neural code, code, NMDA , NMDA receptor, action potentials, neurotransmitter glutamate, biochemical, biochemistry, nerve cells, neurons, central nervous system, cns, cognition, learning, memory, adrian, sherrington, kinase
- ID: 550
- Source: DNALC.G2C
1212. NMDA Receptors and Learning (1)
Professor Seth Grant explains that NMDA receptors are important to forming memories - if we block NMDA receptors, we can block learning.
1277. Molecules for Memory
Communication in brain cells is guided by interactions between genes and biochemicals at the synapse. These interactions can lead to the formation of new synapses.
1997. Learning and memory
Learning and memory are two intimately linked cognitive processes that stem from interactions with the environment (experience).
1211. What is NMDA?
Professor Seth Grant explains that NMDA is an amino acid derivative very similar to glutamate - the brain's primary excitatory neurotransmitter.
811. The Glutamate System
Professor Trevor Robbins describes some of the key functions of the excitatory glutamate system, which is integral to information processing and long-term potentiation.
868. Candidate Genes for Schizophrenia
An interactive chromosome map of the genes and loci associated with schizophrenia.
863. Rethinking Glia
It is increasingly clear that the nonneuronal brain cells called glia are intricately involved in the neuronal crosstalk at synapses.
825. A Brain Built for Fair Play
A new theory of the neuroscientific basis for the human instinct for fair play.
2080. Biochemistry of depression
Serotonin is the biochemical most commonly associated with depression.

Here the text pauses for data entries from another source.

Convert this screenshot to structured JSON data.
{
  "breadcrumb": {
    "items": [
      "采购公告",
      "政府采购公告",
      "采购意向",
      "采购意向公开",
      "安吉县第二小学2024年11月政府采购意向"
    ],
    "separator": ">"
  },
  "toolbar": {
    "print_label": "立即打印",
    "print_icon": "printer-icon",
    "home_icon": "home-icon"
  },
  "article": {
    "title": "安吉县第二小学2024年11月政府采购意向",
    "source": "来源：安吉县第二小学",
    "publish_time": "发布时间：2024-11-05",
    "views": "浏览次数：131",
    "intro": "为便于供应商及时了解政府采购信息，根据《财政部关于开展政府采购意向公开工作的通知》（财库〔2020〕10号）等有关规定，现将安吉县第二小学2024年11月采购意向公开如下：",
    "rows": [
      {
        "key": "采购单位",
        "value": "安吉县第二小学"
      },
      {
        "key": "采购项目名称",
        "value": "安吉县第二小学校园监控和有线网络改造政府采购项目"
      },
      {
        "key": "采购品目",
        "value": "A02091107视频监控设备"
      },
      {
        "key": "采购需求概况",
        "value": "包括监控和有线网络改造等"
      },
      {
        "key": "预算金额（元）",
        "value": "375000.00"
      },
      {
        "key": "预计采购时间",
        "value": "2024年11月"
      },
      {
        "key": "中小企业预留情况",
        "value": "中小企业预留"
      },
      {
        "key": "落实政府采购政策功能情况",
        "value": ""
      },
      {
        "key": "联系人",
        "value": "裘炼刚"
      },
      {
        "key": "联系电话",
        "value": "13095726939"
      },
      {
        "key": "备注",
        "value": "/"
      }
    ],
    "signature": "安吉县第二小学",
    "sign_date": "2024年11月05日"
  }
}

Professor Wayne Drevets discusses other systems including norepinephrine, glutamate, and dopamine.
834. Glutamate Damage and Stroke
Glutamate, one of the most abundant chemical messengers can inflict massive damage if it is accidentally spilled into brain tissue in large amounts.